Since Trump is a businessman, I assume he realizes that ethanol is an expensive boondoggle that wouldn't survive in a competitive market. But in Iowa Trump says, "Ethanol is terrific."
Dr. Ben Carson didn't go that far but according to the Washington Examiner said that it would be wrong to end the subsidies. "People have made plans based on those kind of things," he says. "You can't just pull out the rug out from under people."
It sounds like most politicians want to get rid of subsidies in principle, but never right now -- certainly not in the middle of their campaigns.

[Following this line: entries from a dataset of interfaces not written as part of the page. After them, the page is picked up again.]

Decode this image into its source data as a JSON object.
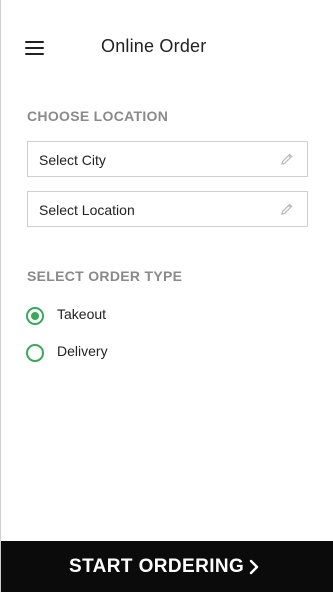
{
  "header": {
    "title": "Online Order",
    "menu_icon": "hamburger-menu-icon"
  },
  "location": {
    "section_label": "CHOOSE LOCATION",
    "city_field": {
      "value": "Select City",
      "icon": "pencil-icon"
    },
    "location_field": {
      "value": "Select Location",
      "icon": "pencil-icon"
    }
  },
  "order_type": {
    "section_label": "SELECT ORDER TYPE",
    "options": [
      {
        "label": "Takeout",
        "selected": true
      },
      {
        "label": "Delivery",
        "selected": false
      }
    ]
  },
  "cta": {
    "label": "START ORDERING",
    "icon": "chevron-right-icon"
  },
  "colors": {
    "accent": "#3aa85a",
    "cta_background": "#0b0b0b",
    "section_label": "#8a8a8a"
  }
}
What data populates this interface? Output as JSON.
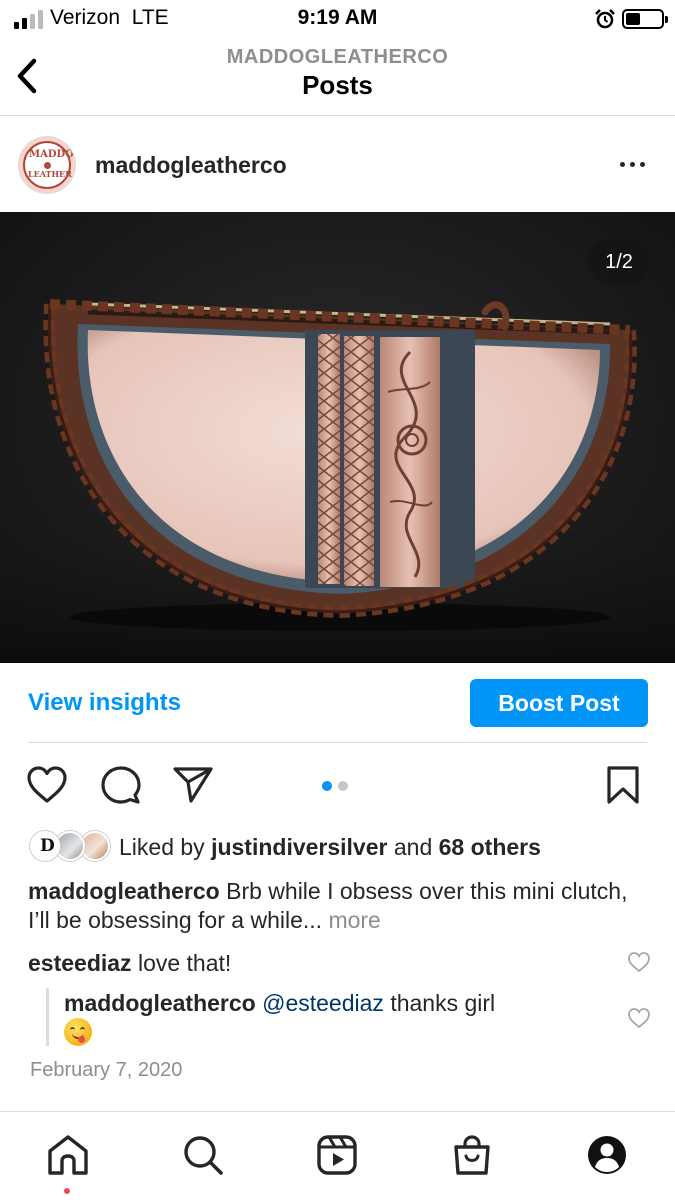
{
  "status_bar": {
    "carrier": "Verizon",
    "network": "LTE",
    "time": "9:19 AM",
    "icons": [
      "signal-icon",
      "alarm-icon",
      "battery-icon"
    ]
  },
  "header": {
    "account": "MADDOGLEATHERCO",
    "title": "Posts",
    "back_icon": "chevron-left-icon"
  },
  "post": {
    "username": "maddogleatherco",
    "avatar_text_top": "MADDOG",
    "avatar_text_bottom": "LEATHER",
    "options_icon": "more-horizontal-icon",
    "image_counter": "1/2",
    "view_insights": "View insights",
    "boost_post": "Boost Post",
    "carousel": {
      "count": 2,
      "active": 1
    },
    "action_icons": [
      "heart-icon",
      "comment-icon",
      "share-icon",
      "bookmark-icon"
    ],
    "likes": {
      "prefix": "Liked by",
      "user": "justindiversilver",
      "joiner": "and",
      "others": "68 others"
    },
    "caption": {
      "user": "maddogleatherco",
      "text": "Brb while I obsess over this mini clutch, I’ll be obsessing for a while...",
      "more": "more"
    },
    "comments": [
      {
        "user": "esteediaz",
        "text": "love that!"
      },
      {
        "user": "maddogleatherco",
        "mention": "@esteediaz",
        "text": "thanks girl",
        "emoji": "face-savoring-food"
      }
    ],
    "date": "February 7, 2020"
  },
  "bottom_nav": {
    "items": [
      "home-icon",
      "search-icon",
      "reels-icon",
      "shop-icon",
      "profile-icon"
    ],
    "active": "home-icon"
  },
  "colors": {
    "accent": "#0095f6",
    "text": "#262626",
    "muted": "#8e8e8e",
    "mention": "#00376b",
    "notification_dot": "#ed4956"
  }
}
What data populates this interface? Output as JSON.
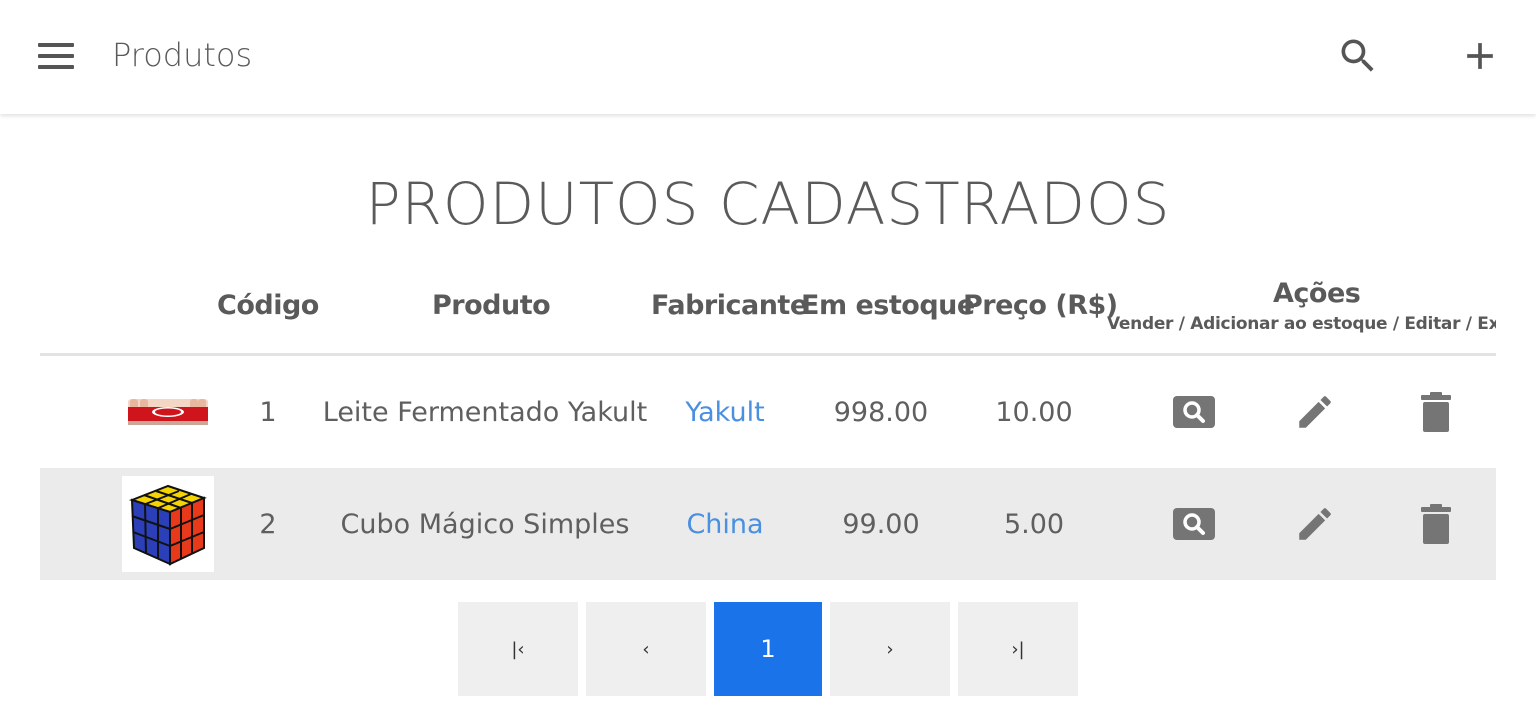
{
  "appbar": {
    "title": "Produtos",
    "icons": {
      "menu": "menu-icon",
      "search": "search-icon",
      "add": "plus-icon"
    }
  },
  "page": {
    "title": "PRODUTOS CADASTRADOS"
  },
  "table": {
    "headers": {
      "code": "Código",
      "product": "Produto",
      "manufacturer": "Fabricante",
      "stock": "Em estoque",
      "price": "Preço (R$)",
      "actions": "Ações",
      "actions_sub": "Vender / Adicionar ao estoque / Editar / Excluir"
    },
    "rows": [
      {
        "code": "1",
        "product": "Leite Fermentado Yakult",
        "manufacturer": "Yakult",
        "stock": "998.00",
        "price": "10.00",
        "image_icon": "yakult-product-image"
      },
      {
        "code": "2",
        "product": "Cubo Mágico Simples",
        "manufacturer": "China",
        "stock": "99.00",
        "price": "5.00",
        "image_icon": "rubiks-cube-product-image"
      }
    ],
    "action_icons": [
      "search-box-icon",
      "pencil-icon",
      "trash-icon"
    ]
  },
  "pagination": {
    "first": "|‹",
    "prev": "‹",
    "current": "1",
    "next": "›",
    "last": "›|"
  },
  "colors": {
    "accent": "#1a73e8",
    "link": "#4a8fe0",
    "row_alt": "#ebebeb",
    "icon": "#757575"
  }
}
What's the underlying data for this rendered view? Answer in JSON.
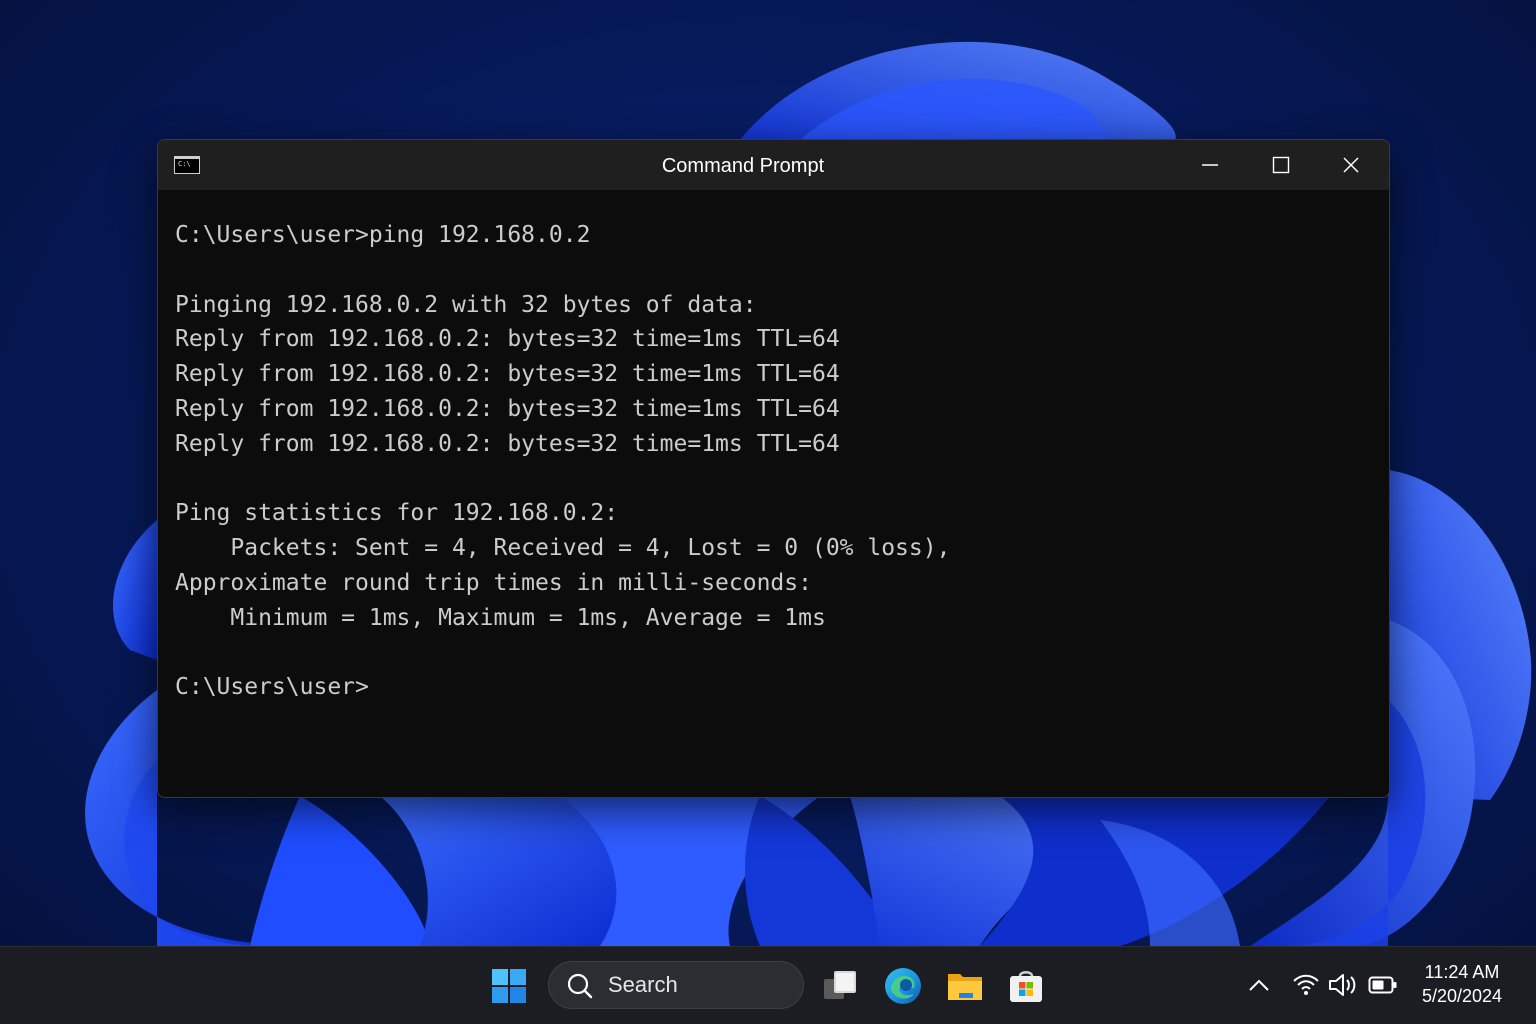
{
  "window": {
    "title": "Command Prompt",
    "icon_label": "C:\\",
    "controls": {
      "minimize_icon": "minimize-icon",
      "maximize_icon": "maximize-icon",
      "close_icon": "close-icon"
    }
  },
  "console": {
    "lines": [
      "C:\\Users\\user>ping 192.168.0.2",
      "",
      "Pinging 192.168.0.2 with 32 bytes of data:",
      "Reply from 192.168.0.2: bytes=32 time=1ms TTL=64",
      "Reply from 192.168.0.2: bytes=32 time=1ms TTL=64",
      "Reply from 192.168.0.2: bytes=32 time=1ms TTL=64",
      "Reply from 192.168.0.2: bytes=32 time=1ms TTL=64",
      "",
      "Ping statistics for 192.168.0.2:",
      "    Packets: Sent = 4, Received = 4, Lost = 0 (0% loss),",
      "Approximate round trip times in milli-seconds:",
      "    Minimum = 1ms, Maximum = 1ms, Average = 1ms",
      "",
      "C:\\Users\\user>"
    ]
  },
  "taskbar": {
    "search_label": "Search",
    "apps": [
      "windows-start-icon",
      "task-view-icon",
      "edge-icon",
      "file-explorer-icon",
      "store-icon"
    ],
    "tray": [
      "chevron-up-icon",
      "wifi-icon",
      "volume-icon",
      "battery-icon"
    ],
    "clock": {
      "time": "11:24 AM",
      "date": "5/20/2024"
    }
  },
  "colors": {
    "console_bg": "#0c0c0c",
    "console_text": "#cccccc",
    "titlebar_bg": "#1f1f1f",
    "taskbar_bg": "#1c1d22",
    "wallpaper_accent": "#1f4dff"
  }
}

Sen. Marco Rubio says he'd support ending the mandate -- after another seven years.
At the Iowa Agriculture Summit, Chris Christie sounded annoyed that President Obama hasn't been more supportive of ethanol subsidies, saying, "Certainly anybody who's a competent president would get that done!"
Bernie Sanders, I-Ver., criticized subsidies in the past, but on Iowa public radio he sounded as if he loves the boondoggle: "We have to be supportive of that effort -- and take every step that we could, and in every way we can, including the growth of the biofuels industry."
Of course, big-government Democrats always want to subsidize more . Hillary Clinton says ethanol "holds the promise for not only more fuel for automobiles but for aviation ... and for military aircraft; we could be fueling so much air traffic with biofuels. We have just begun to explore what we can do."
Sure. Explore away! That's what market competition does. Entrepreneurs constantly explore options in search of profit. But that's very different from government forcing taxpayers to fund one particular fuel.
Only Cruz and Sen. Rand Paul (R-Ken.) have consistently said that the market, not politicians, should choose fuels. Unfortunately, that principled stance hasn't brought them much support. Presidential-race betting at ElectionBettingOdds.com has Cruz dropping and Paul tied for last.
Energy expert Jerry Taylor is right to say that running for office in Iowa not only means you must praise Christianity; it means being "willing to sacrifice children to the corn god."
John Stossel is host of "Stossel" on Fox News and author of "No, They Can't! Why Government Fails -- But Individuals Succeed." For other Creators Syndicate writers and cartoonists, visit www.creators.com.
COPYRIGHT 2016 BY JFS PRODUCTIONS INC.
DISTRIBUTED BY CREATORS.COM
See Other Political Commentaries.
See Other Commentaries by John Stossel.
Views expressed in this column are those of the author, not those of Rasmussen Reports. Comments about this content should be directed to the author or syndicate.
Rasmussen Reports is a media company specializing in the collection, publication and distribution of public opinion information.
We conduct public opinion polls on a variety of topics to inform our audience on events in the news and other topics of interest. To ensure editorial control and independence, we pay for the polls ourselves and generate revenue through the sale of subscriptions, sponsorships, and advertising. Nightly polling on politics, business and lifestyle topics provides the content to update the Rasmussen Reports web site many times each day. If it's in the news, it's in our polls. Additionally, the data drives a daily update newsletter and various media outlets across the country.
Some information, including the Rasmussen Reports daily Presidential Tracking Poll and commentaries are available for free to the general public. Subscriptions are available for $4.95 a month or 34.95 a year that provide subscribers with exclusive access to more than 20 stories per week on upcoming elections, consumer confidence, and issues that affect us all. For those who are really into the numbers, Platinum Members can review demographic crosstabs and a full history of our data.
To learn more about our methodology, click here.